About this task: In the listing below, count every line that contains "phẩm". Give nothing but the number.

<<<<

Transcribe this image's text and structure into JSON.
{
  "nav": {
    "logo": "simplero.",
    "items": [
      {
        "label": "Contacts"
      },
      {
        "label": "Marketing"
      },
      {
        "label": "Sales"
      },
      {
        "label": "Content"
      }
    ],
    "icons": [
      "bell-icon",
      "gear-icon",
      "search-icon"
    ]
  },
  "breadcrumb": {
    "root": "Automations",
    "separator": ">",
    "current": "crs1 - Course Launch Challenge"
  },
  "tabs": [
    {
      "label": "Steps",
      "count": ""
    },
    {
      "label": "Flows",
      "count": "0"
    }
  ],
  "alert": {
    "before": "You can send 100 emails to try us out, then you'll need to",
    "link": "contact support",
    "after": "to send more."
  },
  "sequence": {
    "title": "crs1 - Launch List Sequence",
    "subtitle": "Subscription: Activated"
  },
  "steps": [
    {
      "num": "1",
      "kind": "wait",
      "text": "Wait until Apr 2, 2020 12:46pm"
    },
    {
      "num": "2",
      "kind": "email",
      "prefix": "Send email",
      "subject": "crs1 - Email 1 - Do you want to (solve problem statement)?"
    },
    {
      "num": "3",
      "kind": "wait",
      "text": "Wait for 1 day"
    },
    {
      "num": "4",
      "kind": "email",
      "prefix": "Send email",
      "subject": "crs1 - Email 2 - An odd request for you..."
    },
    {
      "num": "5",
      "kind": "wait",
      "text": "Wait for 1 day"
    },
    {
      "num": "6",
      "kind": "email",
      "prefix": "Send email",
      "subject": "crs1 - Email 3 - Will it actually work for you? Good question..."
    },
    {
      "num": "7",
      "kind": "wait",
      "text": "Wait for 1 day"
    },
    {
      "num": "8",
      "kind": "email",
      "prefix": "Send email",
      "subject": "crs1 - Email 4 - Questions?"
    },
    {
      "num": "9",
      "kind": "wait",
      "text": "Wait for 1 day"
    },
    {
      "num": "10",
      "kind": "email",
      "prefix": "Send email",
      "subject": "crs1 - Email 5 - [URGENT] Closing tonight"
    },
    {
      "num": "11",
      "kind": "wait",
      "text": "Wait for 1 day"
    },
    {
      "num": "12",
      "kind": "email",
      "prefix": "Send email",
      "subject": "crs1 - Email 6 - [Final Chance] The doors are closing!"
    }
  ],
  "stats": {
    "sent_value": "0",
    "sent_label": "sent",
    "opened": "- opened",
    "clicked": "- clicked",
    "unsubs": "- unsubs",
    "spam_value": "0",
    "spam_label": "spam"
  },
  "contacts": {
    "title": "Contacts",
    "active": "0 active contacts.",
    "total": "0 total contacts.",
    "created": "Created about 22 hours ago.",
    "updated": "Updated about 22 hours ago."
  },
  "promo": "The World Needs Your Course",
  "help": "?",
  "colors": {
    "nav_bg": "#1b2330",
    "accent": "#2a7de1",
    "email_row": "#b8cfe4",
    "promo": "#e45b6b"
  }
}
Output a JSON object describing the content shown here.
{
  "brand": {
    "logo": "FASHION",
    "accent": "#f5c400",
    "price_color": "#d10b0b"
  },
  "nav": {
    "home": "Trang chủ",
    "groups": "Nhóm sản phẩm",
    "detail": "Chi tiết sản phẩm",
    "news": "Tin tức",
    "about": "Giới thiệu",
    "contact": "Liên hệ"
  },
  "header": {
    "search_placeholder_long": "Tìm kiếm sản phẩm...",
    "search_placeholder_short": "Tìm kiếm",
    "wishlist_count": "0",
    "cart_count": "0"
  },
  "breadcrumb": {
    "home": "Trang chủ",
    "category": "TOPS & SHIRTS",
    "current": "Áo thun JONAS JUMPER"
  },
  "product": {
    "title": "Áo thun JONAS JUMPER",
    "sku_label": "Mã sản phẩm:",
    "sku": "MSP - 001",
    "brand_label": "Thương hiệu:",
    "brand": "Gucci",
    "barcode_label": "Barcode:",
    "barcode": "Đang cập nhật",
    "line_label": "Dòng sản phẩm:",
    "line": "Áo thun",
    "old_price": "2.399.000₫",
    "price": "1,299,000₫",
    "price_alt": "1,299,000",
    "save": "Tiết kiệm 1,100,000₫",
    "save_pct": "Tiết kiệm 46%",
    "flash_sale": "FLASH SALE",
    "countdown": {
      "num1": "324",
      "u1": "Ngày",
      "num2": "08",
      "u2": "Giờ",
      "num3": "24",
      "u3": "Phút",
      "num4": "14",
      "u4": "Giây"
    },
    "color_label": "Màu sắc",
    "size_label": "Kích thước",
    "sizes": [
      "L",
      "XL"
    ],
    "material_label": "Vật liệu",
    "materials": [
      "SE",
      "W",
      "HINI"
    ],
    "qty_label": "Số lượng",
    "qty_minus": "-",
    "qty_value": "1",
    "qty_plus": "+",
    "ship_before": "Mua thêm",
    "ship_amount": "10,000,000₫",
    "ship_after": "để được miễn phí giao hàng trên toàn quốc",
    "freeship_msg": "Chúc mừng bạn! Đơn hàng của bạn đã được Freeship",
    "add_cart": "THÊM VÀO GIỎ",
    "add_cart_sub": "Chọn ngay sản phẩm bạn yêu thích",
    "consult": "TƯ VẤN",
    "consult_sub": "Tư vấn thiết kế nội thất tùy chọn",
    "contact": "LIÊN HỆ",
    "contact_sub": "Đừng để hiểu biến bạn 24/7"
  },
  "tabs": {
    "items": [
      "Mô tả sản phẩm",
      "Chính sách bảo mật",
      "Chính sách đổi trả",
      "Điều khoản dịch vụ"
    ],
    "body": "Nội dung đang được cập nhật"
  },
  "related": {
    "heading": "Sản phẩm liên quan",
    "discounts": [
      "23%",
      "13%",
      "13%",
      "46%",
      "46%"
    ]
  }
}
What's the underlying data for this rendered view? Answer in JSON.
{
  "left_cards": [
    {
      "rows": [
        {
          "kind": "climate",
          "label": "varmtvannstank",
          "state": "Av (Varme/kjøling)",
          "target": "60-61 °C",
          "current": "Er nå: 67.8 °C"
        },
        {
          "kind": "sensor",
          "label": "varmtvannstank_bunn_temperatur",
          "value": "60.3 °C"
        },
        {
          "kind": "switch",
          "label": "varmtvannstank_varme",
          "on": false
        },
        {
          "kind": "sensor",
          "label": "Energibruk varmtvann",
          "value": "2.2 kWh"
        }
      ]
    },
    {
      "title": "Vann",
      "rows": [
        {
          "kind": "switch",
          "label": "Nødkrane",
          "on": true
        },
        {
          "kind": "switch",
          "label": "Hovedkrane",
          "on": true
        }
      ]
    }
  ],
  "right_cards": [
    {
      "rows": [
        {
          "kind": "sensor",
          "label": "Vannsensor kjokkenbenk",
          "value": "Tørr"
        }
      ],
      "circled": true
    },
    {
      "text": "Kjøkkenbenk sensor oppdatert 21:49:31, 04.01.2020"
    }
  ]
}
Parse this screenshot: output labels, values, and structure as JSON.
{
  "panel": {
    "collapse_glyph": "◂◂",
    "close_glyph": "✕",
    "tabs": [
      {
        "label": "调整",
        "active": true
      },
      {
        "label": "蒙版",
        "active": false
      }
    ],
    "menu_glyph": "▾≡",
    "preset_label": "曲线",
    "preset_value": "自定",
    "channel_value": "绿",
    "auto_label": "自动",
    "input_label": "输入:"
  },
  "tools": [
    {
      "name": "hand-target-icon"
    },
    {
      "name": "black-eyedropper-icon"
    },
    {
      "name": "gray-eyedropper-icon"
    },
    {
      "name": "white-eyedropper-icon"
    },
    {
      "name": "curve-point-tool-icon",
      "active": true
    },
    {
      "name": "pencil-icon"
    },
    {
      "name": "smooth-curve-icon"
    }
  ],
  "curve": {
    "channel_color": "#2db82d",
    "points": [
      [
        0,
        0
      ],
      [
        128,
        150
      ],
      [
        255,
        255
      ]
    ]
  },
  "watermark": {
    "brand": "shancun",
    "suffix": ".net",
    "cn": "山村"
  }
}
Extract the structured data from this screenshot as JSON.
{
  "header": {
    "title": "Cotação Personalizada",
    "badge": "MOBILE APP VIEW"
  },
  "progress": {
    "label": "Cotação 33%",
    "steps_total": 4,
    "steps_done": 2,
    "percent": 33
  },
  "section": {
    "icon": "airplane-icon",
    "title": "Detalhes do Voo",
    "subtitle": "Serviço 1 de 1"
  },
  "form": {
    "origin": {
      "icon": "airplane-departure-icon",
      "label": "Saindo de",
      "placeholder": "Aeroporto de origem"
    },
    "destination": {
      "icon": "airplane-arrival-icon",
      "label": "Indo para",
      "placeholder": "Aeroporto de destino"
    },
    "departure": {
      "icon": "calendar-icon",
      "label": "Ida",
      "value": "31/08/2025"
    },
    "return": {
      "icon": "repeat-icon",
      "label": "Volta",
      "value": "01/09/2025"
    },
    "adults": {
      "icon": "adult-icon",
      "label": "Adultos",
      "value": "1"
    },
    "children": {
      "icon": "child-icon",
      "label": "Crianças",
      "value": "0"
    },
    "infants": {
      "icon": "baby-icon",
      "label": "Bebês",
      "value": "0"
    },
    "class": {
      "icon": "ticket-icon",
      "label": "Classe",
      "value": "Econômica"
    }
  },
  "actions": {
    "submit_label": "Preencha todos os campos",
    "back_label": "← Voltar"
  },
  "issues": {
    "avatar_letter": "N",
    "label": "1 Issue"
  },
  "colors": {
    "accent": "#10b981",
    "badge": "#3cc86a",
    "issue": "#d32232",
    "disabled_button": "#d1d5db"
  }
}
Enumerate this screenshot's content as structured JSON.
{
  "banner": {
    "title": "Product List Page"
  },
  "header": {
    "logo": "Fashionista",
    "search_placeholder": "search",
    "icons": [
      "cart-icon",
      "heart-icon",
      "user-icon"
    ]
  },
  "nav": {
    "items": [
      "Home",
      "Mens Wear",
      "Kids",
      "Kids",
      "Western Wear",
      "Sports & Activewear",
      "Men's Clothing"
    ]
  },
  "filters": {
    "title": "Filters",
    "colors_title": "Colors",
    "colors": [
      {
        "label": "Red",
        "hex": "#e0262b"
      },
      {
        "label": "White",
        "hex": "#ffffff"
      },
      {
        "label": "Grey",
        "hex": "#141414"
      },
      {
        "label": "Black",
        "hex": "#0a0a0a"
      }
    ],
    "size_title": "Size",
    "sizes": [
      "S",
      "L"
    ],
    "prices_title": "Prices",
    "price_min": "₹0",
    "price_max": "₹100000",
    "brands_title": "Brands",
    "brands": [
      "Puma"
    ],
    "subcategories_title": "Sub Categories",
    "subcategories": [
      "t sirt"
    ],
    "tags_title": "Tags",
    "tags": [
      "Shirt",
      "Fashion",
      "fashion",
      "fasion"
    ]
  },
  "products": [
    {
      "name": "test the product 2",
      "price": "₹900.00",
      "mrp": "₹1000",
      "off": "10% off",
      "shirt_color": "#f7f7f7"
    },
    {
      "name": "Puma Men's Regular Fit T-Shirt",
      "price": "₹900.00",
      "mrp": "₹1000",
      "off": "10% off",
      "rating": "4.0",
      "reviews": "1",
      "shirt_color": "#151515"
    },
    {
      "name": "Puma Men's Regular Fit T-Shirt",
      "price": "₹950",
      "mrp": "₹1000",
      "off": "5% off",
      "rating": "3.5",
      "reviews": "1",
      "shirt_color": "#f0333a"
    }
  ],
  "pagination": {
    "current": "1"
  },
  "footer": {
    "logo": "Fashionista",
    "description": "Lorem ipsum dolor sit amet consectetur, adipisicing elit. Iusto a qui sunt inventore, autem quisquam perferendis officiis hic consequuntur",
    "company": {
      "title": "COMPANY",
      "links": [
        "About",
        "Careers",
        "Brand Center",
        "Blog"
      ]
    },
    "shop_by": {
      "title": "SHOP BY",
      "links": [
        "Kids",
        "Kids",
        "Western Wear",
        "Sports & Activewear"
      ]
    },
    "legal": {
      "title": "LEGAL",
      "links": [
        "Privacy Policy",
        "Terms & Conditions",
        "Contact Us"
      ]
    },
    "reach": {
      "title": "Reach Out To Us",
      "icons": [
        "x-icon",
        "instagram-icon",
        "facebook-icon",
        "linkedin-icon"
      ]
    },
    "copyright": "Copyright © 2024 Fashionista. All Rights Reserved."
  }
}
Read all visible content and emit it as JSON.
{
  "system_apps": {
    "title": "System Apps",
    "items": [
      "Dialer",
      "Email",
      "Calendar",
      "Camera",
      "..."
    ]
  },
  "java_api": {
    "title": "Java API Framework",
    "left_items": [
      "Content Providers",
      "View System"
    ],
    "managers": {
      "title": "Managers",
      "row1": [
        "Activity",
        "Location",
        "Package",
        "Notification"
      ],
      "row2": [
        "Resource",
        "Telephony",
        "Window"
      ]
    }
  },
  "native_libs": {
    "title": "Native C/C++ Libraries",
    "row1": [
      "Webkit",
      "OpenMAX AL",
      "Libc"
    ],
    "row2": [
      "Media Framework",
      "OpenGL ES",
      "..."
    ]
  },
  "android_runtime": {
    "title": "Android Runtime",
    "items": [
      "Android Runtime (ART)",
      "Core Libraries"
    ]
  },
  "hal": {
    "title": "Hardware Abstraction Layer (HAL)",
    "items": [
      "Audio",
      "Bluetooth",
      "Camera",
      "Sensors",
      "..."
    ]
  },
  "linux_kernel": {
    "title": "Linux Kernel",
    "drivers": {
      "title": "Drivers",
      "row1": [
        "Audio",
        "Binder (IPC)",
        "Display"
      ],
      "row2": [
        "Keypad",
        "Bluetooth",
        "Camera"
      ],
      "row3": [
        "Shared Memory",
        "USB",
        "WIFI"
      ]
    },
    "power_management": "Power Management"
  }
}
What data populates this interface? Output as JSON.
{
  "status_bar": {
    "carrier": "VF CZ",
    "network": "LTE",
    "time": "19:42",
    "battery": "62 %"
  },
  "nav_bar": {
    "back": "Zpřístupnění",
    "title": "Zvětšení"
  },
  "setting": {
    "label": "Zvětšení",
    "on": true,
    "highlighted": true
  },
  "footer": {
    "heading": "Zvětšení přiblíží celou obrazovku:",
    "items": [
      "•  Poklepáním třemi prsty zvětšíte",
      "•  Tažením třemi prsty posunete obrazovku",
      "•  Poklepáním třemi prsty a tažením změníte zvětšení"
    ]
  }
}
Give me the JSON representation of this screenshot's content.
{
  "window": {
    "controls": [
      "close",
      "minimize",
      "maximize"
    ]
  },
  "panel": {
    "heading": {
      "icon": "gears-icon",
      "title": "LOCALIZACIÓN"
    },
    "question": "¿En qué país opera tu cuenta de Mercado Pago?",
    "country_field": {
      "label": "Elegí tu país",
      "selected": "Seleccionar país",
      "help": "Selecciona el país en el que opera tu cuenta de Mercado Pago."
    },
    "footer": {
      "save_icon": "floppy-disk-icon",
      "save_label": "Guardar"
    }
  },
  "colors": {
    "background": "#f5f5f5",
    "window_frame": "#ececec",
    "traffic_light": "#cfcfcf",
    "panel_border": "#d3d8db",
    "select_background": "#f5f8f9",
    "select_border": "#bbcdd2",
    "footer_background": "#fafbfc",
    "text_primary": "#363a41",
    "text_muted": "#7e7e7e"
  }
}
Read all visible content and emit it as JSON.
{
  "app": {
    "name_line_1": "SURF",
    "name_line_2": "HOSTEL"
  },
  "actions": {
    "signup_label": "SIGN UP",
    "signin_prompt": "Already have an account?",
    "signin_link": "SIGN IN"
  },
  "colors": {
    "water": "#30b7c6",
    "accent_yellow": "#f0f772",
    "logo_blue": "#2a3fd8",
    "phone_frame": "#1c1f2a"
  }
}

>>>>

Expected output: 8